## Instructions for the task
Check each line of the listing below for the string "category", and give only how many lines hold it.

━━━━━ Records ━━━━━

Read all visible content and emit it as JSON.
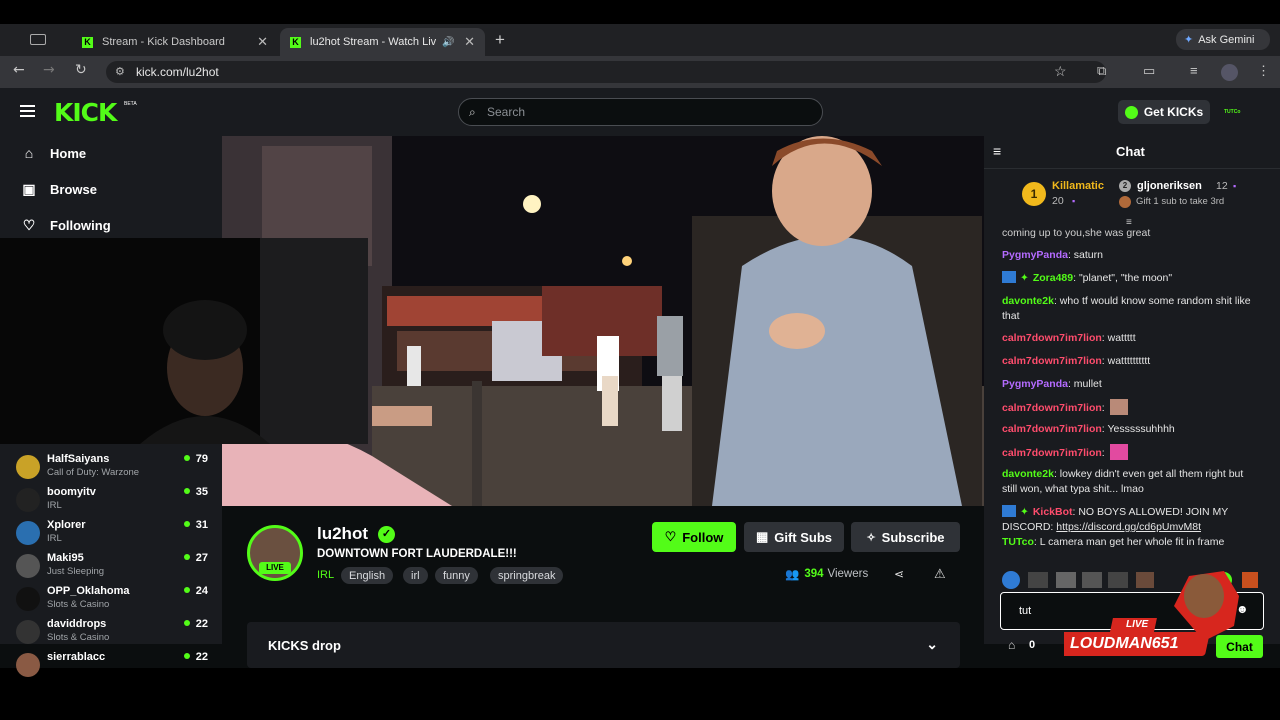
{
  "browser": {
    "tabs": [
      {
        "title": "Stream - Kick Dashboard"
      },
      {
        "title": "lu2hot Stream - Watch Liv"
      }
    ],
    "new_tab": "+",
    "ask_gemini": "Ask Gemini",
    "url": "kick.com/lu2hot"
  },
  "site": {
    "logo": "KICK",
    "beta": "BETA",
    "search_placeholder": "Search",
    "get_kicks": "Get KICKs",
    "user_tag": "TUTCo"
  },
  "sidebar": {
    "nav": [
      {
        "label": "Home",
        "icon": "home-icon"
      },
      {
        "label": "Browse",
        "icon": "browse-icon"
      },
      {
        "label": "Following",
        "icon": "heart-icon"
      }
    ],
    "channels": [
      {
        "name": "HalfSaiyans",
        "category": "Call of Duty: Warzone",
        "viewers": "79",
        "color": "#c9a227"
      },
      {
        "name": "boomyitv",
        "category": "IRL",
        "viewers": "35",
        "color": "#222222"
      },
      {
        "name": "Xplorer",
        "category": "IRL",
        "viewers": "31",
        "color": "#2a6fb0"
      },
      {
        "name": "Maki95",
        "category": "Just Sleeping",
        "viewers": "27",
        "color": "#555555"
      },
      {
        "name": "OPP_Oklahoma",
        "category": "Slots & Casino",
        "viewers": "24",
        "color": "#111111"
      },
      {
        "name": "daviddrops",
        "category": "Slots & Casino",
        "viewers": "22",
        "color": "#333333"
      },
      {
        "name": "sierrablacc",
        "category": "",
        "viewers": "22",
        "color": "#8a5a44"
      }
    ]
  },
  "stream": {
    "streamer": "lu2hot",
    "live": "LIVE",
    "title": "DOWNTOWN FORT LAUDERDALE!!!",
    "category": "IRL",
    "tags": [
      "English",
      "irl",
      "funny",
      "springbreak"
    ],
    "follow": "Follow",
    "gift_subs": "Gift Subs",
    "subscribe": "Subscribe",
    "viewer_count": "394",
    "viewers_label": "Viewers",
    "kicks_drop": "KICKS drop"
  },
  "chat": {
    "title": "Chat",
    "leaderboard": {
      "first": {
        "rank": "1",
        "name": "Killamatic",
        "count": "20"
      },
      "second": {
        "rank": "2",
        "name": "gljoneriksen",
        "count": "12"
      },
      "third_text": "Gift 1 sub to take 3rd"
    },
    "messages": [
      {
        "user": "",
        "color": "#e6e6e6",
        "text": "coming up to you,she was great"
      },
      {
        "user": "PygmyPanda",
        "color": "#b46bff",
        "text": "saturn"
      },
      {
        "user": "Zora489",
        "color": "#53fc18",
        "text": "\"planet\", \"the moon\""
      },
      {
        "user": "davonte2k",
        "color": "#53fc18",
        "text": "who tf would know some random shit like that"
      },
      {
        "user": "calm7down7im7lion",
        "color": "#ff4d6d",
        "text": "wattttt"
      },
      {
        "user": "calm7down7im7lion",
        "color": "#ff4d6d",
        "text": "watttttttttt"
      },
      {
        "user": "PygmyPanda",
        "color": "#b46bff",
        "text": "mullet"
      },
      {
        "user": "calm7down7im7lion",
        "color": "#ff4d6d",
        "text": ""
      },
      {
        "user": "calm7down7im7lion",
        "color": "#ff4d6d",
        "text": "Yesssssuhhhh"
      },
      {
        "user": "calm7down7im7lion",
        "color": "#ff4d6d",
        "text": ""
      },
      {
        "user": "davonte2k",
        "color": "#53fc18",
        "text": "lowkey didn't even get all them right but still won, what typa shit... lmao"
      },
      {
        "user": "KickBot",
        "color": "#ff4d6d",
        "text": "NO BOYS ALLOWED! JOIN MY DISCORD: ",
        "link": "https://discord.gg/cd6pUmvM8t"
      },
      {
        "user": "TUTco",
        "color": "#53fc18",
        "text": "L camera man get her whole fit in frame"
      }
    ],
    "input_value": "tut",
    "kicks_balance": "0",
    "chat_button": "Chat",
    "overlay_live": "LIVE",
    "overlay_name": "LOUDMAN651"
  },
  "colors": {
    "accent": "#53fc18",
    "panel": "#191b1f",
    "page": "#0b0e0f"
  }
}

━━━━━

## Written response
8